Diagnosing gout, a nasty disease involving swollen joints and often a good deal of pain, is difficult because the symptoms are often similar to various forms of arthritis. The definitive method of diagnosis is to draw fluid from a joint and test it for the presence of uric acid crystals. CT scanners have long been considered potentially useful as a non-invasive diagnostic modality, but their ability to help identify uric acid deposits has been limited. To overcome this, Canadian researchers decided to try using a new algorithm on the SOMATOM Definition dual energy CT (DECT) scanner from Siemens. Initial findings from the researchers show that the novel technique can provide radiologists with significant help in diagnosing gout, potentially avoiding aspirations for patients in the future.
Siemens explains the findings:
In collaboration with Siemens, Dr. Savvas Nicolaou, Director of Emergency Radiology at Vancouver General Hospital and Associate Professor at the University of British Columbia in Vancouver, and both his radiology and rheumatology colleagues developed a dual-energy algorithm for identifying uric acid deposits.
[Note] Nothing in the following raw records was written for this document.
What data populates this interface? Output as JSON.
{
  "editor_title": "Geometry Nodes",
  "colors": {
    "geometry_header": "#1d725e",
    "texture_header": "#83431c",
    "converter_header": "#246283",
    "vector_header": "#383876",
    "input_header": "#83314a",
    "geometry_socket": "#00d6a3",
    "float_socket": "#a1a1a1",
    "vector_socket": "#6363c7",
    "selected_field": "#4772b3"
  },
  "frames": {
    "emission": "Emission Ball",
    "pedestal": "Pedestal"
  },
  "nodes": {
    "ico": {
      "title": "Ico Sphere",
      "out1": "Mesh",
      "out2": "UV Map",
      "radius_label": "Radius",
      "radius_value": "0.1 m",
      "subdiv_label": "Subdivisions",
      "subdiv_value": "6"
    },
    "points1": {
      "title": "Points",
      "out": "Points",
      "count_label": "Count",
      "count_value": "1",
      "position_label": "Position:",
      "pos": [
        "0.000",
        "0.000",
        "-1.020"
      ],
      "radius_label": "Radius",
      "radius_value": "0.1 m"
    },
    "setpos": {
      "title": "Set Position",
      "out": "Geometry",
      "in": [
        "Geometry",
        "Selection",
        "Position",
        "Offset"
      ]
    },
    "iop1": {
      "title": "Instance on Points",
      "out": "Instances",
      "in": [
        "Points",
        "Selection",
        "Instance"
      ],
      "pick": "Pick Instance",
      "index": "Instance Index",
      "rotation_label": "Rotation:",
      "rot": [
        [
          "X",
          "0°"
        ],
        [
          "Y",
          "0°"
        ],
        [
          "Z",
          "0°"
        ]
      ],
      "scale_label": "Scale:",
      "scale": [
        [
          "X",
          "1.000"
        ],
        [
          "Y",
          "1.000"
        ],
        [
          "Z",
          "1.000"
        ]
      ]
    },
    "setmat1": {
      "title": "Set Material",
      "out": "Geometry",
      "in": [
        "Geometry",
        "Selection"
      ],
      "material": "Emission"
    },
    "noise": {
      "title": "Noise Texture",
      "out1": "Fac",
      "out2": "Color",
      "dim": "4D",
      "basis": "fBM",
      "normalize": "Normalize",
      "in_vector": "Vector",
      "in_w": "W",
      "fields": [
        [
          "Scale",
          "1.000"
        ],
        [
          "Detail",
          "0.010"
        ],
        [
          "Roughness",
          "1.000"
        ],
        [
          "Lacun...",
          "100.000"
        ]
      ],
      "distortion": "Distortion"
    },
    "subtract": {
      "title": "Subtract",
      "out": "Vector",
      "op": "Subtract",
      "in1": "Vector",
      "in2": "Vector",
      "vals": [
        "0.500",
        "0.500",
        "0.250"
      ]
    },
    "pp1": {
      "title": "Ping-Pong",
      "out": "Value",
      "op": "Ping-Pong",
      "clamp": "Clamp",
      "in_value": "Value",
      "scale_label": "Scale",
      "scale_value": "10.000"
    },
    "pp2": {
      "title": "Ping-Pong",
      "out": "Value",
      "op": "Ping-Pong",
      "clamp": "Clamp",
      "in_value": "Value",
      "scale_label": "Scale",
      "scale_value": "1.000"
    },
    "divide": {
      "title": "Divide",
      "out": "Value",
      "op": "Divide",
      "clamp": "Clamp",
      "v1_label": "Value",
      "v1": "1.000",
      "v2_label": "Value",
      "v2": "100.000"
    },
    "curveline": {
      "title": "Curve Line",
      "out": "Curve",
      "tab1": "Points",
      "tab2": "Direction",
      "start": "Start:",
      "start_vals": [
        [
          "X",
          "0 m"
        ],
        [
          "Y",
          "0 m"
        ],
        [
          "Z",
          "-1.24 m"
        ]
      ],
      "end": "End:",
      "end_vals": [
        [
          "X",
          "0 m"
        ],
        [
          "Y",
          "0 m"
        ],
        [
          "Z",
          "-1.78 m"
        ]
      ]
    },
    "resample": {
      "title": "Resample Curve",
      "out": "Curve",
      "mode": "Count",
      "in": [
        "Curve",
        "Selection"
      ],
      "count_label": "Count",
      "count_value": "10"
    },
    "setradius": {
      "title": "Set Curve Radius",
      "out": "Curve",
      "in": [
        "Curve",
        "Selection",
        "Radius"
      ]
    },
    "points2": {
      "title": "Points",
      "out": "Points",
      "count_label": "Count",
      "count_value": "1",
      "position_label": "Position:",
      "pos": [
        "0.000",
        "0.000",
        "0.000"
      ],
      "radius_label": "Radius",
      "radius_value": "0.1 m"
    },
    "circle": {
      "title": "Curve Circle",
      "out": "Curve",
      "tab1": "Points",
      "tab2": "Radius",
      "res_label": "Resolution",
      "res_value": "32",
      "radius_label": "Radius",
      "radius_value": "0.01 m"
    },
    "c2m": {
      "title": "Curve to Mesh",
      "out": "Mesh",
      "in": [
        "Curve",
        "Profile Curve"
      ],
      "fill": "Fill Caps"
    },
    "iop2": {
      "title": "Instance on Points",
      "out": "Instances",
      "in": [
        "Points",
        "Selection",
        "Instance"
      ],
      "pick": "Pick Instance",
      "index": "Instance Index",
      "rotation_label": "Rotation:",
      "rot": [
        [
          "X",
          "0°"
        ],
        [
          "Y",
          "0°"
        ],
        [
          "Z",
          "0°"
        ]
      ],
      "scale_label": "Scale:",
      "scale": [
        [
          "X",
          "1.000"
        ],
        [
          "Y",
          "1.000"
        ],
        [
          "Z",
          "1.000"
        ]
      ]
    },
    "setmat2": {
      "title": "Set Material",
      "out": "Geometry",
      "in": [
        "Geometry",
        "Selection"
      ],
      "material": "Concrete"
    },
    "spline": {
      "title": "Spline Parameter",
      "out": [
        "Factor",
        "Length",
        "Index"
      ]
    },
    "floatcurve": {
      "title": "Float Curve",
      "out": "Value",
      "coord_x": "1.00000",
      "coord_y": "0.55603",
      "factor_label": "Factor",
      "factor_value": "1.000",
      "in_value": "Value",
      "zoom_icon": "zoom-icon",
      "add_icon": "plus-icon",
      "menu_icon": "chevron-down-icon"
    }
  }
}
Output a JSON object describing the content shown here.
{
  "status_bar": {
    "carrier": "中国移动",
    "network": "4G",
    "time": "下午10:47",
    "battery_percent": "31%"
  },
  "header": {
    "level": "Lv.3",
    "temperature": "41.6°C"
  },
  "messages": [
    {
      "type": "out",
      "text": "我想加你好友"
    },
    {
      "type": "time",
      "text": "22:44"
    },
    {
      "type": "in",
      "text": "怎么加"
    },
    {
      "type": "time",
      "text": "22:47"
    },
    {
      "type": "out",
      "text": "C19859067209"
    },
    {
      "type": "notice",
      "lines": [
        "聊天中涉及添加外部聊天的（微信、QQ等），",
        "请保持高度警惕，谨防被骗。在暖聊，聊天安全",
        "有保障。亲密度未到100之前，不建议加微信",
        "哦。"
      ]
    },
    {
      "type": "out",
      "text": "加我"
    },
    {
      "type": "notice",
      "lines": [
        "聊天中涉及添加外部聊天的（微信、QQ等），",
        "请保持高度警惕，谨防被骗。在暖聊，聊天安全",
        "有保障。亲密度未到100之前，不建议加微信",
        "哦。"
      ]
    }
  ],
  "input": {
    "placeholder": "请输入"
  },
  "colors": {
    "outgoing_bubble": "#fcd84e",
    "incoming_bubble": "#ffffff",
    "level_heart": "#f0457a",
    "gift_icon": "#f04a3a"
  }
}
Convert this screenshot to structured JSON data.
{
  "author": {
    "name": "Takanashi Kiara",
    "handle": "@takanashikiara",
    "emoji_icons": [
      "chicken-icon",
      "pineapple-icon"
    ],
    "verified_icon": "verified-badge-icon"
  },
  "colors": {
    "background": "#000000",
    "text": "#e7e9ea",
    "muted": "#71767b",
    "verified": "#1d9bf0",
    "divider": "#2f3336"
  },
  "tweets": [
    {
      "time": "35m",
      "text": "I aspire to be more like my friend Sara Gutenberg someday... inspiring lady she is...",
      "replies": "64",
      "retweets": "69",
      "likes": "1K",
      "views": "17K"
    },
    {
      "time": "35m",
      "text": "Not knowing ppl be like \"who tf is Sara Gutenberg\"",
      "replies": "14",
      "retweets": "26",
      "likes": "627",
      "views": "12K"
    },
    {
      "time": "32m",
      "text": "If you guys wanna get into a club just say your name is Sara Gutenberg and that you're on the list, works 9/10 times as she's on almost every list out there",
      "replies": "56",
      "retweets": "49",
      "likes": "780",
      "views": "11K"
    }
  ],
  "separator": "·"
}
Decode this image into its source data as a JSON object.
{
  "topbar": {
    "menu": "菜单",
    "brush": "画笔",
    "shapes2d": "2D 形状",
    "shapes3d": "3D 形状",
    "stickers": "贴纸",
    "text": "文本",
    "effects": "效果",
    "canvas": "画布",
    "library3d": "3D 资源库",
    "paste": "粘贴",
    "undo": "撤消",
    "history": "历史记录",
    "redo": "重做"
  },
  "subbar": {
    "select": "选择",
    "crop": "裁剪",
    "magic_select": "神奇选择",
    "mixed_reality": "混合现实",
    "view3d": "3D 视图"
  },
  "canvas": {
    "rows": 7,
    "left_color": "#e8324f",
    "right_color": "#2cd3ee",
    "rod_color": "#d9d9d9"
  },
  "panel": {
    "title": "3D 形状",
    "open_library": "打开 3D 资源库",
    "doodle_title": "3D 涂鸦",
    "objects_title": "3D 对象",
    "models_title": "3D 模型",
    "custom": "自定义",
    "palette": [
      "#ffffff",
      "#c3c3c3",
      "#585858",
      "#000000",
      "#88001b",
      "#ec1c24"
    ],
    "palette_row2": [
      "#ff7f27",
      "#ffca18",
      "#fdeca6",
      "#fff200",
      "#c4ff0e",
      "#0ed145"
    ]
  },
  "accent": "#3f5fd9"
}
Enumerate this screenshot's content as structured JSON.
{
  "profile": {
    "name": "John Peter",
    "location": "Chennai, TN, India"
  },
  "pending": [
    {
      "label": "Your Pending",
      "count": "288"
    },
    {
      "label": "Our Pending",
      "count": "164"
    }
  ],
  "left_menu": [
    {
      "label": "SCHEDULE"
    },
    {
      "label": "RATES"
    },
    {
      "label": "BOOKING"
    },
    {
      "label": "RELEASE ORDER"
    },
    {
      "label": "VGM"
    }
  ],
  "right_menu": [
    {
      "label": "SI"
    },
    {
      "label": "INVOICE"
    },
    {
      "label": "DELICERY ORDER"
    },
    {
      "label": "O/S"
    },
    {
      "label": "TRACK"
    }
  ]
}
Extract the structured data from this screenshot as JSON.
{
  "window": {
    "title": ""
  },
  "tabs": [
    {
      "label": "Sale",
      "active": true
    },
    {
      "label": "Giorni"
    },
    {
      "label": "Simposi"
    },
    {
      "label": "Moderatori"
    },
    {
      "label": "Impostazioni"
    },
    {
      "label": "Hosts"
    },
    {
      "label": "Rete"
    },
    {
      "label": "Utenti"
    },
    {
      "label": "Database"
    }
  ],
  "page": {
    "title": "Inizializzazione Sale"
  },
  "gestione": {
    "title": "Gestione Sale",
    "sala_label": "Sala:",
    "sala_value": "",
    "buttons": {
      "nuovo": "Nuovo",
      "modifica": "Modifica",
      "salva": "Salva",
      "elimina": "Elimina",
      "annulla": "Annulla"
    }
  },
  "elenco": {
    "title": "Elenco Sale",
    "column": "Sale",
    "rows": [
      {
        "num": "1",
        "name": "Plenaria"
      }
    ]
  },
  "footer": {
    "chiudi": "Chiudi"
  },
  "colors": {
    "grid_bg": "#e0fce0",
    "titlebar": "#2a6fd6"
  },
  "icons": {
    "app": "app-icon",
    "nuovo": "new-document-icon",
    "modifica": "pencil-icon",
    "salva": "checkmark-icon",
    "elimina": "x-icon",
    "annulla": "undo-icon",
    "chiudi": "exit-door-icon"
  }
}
The Canadian scientists used a SOMATOM Definition from Siemens for their trials. This system is the only CT scanner worldwide that features two X-ray tubes capable of simultaneously producing different energies. The team performed scans at different energies to determine the attenuation values of uric acid deposits. Siemens used this data to develop a new dual-energy protocol for gout that now can be used by any physician. The software algorithm used to detect gout via DECT is based on the realization that the CT values of uric acid deposits are lower, for instance, than those of calcium if scans are performed at different energies (80 and 140 kilovolts). Through color coding of the different attenuation values, it then becomes possible to recognize mono sodium urate crystals on the clinical CT image: The uric acid crystals indicating gout are, for example, color coded in red, while other bone formations and calcium are displayed in blue. The commercial version of the Siemens application is called Syngo DE Gout.
In a further study, Dr. Nicolaou and his colleagues investigated whether DECT can be used reliably to confirm the presence of gout tophi, whether DECT is superior to the traditional clinical examination ie detecting subclinical urate deposits, and whether this modality can clarify cases of doubt as problem solving tool. Ten patients were recruited who already had been diagnosed with gout by means of joint puncture with aspiration of synovial fluid and 10 control patients that did not have gout clinically. The patient records of all patients were analyzed and all patients underwent a complete rheumatological examination and DECT. The evaluation of the DECT images was performed by two radiologists working independently of one another.
This study showed that the DECT images of all patients proven to have gout yielded correspondingly positive findings in the aspirated joints. The DECT images of the control group all showed negative findings. “Our findings indicate that deposits of mono sodium urate crystals can be detected sub clinically more efficiently using DECT than with the traditional clinical examination,” says Dr. Nicolaou. The fact is that more areas involved with gout were found overall per DECT than through the other clinical examination ,ie 200 sites with DECT versus 53 sites clinically, ie four times more foci were revealed with DECT(p < 0.05). Furthermore, it has become evident that DECT can detect the presence of gout in hands, wrists feet, ankles, knees significantly better than the traditional clinical examination. DECT did not achieve significantly better results in the detection of gout in the elbow.
Full statement from Siemens: New diagnostic method for gout: Dual Energy Computed tomography instead of joint aspiration